Peak number of NASA employees contributing to the Apollo 11 mission at one time, many based in Space City, supported by 20,000 industrial firms and universities
Number of journalists covering the Apollo 11 launch on July 16, 1969, in Cape Canaveral, Florida, hailing from the U.S. and 55 other countries
Weight, in pounds, of the Saturn V rocket, which launched Apollo 11, generating 34.5 million pounds of thrust
Astronauts on board: Commander Neil Armstrong, Lunar Module Pilot Buzz Aldrin, and Command Module Pilot Michael Collins
Satellite stations required to catch the transmission of lunar video footage and beam it back to Houston for broadcast to the world—one in California, one in Spain, and two in Australia
Viewers of Armstrong’s moonwalk
Speeches President Richard Nixon’s staff prepared—one if the astronauts succeeded, another if they, well, didn’t.
Mission duration, in hours (plus 18 minutes, 35 seconds)
Number of items Apollo 11 astronauts left on the moon, including an Apollo 1 patch, Cosmonaut medals, a gold olive branch pin, TV cables, a camera, and human-waste collection devices. (Littering wasn’t a faux pas then, even on the moon.)
Total round-trip distance traveled, in miles
Total pounds of moonrocks the astronauts brought back to Earth

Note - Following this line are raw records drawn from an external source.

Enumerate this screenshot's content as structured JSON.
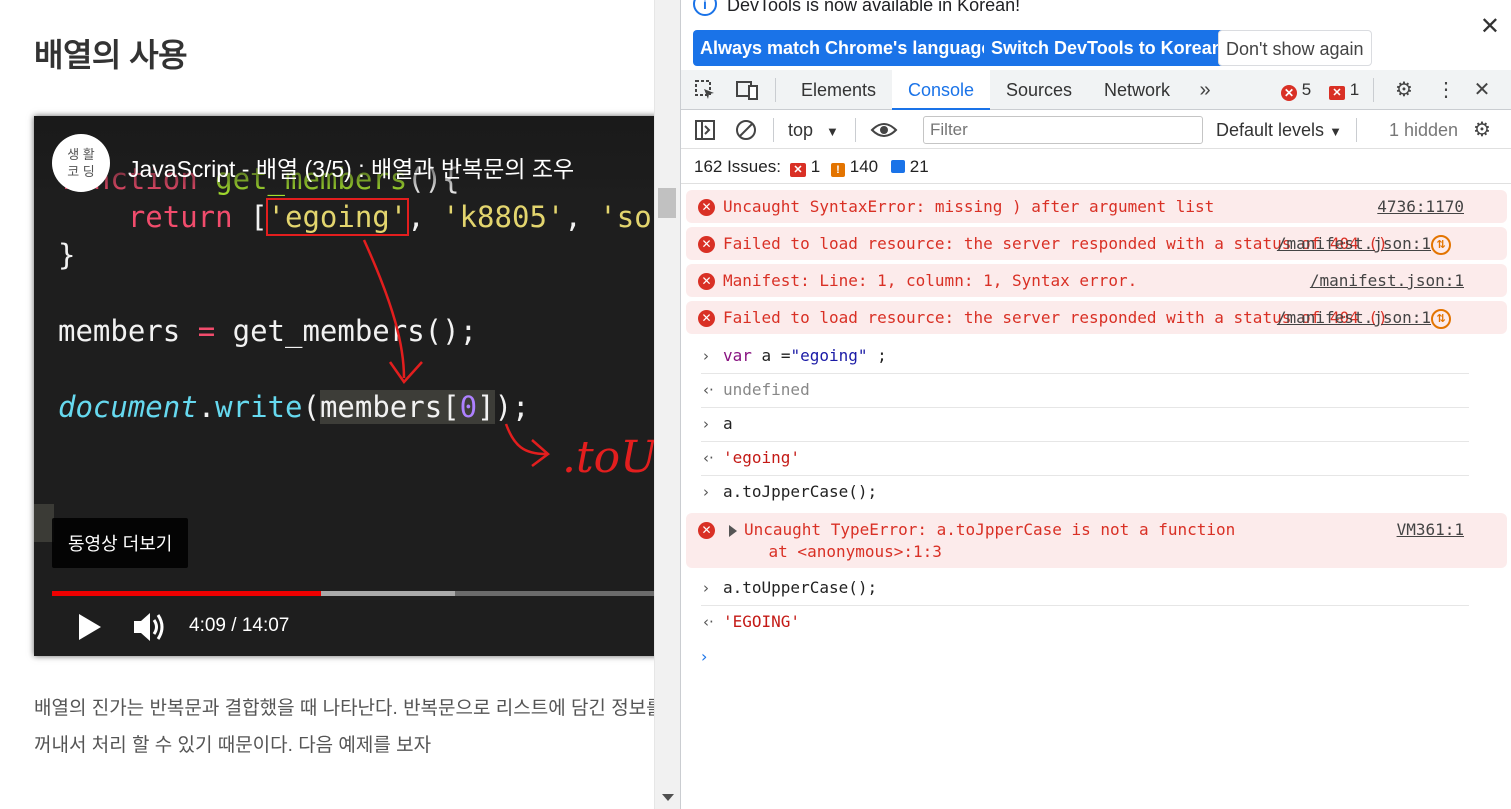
{
  "page": {
    "title": "배열의 사용",
    "body_text": "배열의 진가는 반복문과 결합했을 때 나타난다. 반복문으로 리스트에 담긴 정보를 하나씩 꺼내서 처리 할 수 있기 때문이다. 다음 예제를 보자"
  },
  "video": {
    "channel_logo_text": "생 활\n코 딩",
    "title": "JavaScript - 배열 (3/5) : 배열과 반복문의 조우",
    "code_lines": {
      "l1_a": "function ",
      "l1_b": "get_members",
      "l1_c": "(){",
      "l2_a": "    return ",
      "l2_b": "[",
      "l2_c": "'egoing'",
      "l2_d": ", ",
      "l2_e": "'k8805'",
      "l2_f": ", ",
      "l2_g": "'sorialgi'",
      "l2_h": "];",
      "l3": "}",
      "l4_a": "members ",
      "l4_b": "=",
      "l4_c": " get_members();",
      "l5_a": "document",
      "l5_b": ".",
      "l5_c": "write",
      "l5_d": "(",
      "l5_e": "members[",
      "l5_f": "0",
      "l5_g": "]",
      "l5_h": ");",
      "annotation": ".toUp"
    },
    "more_button": "동영상 더보기",
    "current_time": "4:09",
    "duration": "14:07",
    "time_display": "4:09 / 14:07",
    "played_fraction": 0.42,
    "buffered_fraction": 0.63
  },
  "devtools": {
    "infobar": {
      "message": "DevTools is now available in Korean!",
      "btn_match": "Always match Chrome's language",
      "btn_switch": "Switch DevTools to Korean",
      "btn_dont_show": "Don't show again"
    },
    "tabs": [
      "Elements",
      "Console",
      "Sources",
      "Network"
    ],
    "active_tab": "Console",
    "error_count": "5",
    "warning_count": "1",
    "toolbar": {
      "context": "top",
      "filter_placeholder": "Filter",
      "levels": "Default levels",
      "hidden": "1 hidden"
    },
    "issues": {
      "label": "162 Issues:",
      "errors": "1",
      "warnings": "140",
      "info": "21"
    },
    "messages": [
      {
        "type": "error",
        "text": "Uncaught SyntaxError: missing ) after argument list",
        "source": "4736:1170"
      },
      {
        "type": "error",
        "text": "Failed to load resource: the server responded with a status of 404 ()",
        "source": "/manifest.json:1",
        "flag": true
      },
      {
        "type": "error",
        "text": "Manifest: Line: 1, column: 1, Syntax error.",
        "source": "/manifest.json:1"
      },
      {
        "type": "error",
        "text": "Failed to load resource: the server responded with a status of 404 ()",
        "source": "/manifest.json:1",
        "flag": true
      },
      {
        "type": "input",
        "text": "var a =\"egoing\" ;"
      },
      {
        "type": "output",
        "text": "undefined"
      },
      {
        "type": "input",
        "text": "a"
      },
      {
        "type": "output-str",
        "text": "'egoing'"
      },
      {
        "type": "input",
        "text": "a.toJpperCase();"
      },
      {
        "type": "error-expand",
        "text": "Uncaught TypeError: a.toJpperCase is not a function",
        "text2": "    at <anonymous>:1:3",
        "source": "VM361:1"
      },
      {
        "type": "input",
        "text": "a.toUpperCase();"
      },
      {
        "type": "output-str",
        "text": "'EGOING'"
      }
    ],
    "colors": {
      "accent": "#1a73e8",
      "error": "#d93025",
      "error_bg": "#fcebeb",
      "warning": "#e37400"
    }
  }
}
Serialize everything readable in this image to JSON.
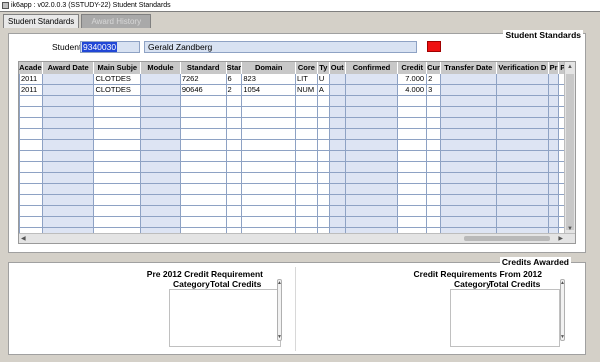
{
  "window": {
    "title": "ik6app : v02.0.0.3 (SSTUDY-22) Student Standards"
  },
  "tabs": [
    {
      "label": "Student Standards",
      "active": true
    },
    {
      "label": "Award History",
      "active": false
    }
  ],
  "student_section": {
    "legend": "Student Standards",
    "student_label": "Student",
    "student_id": "9340030",
    "student_name": "Gerald Zandberg"
  },
  "grid": {
    "columns": [
      "Acade",
      "Award Date",
      "Main Subje",
      "Module",
      "Standard",
      "Star",
      "Domain",
      "Core",
      "Ty",
      "Out",
      "Confirmed",
      "Credit",
      "Cur",
      "Transfer Date",
      "Verification D",
      "Pr",
      "Pro"
    ],
    "rows": [
      [
        "2011",
        "",
        "CLOTDES",
        "",
        "7262",
        "6",
        "823",
        "LIT",
        "U",
        "",
        "",
        "7.000",
        "2",
        "",
        "",
        "",
        ""
      ],
      [
        "2011",
        "",
        "CLOTDES",
        "",
        "90646",
        "2",
        "1054",
        "NUM",
        "A",
        "",
        "",
        "4.000",
        "3",
        "",
        "",
        "",
        ""
      ]
    ],
    "empty_rows": 13
  },
  "credits_section": {
    "legend": "Credits Awarded",
    "left_heading": "Pre 2012 Credit Requirement",
    "left_category_header": "Category",
    "left_total_header": "Total Credits",
    "right_heading": "Credit Requirements From 2012",
    "right_category_header": "Category",
    "right_total_header": "Total Credits"
  },
  "colors": {
    "background": "#d4d0c8",
    "panel": "#ffffff",
    "field": "#d8e2f2",
    "selection": "#2147d6",
    "red_button": "#ee1111"
  }
}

Parade that the Apollo 11 crew endured in mid-August Houston, and that was enough.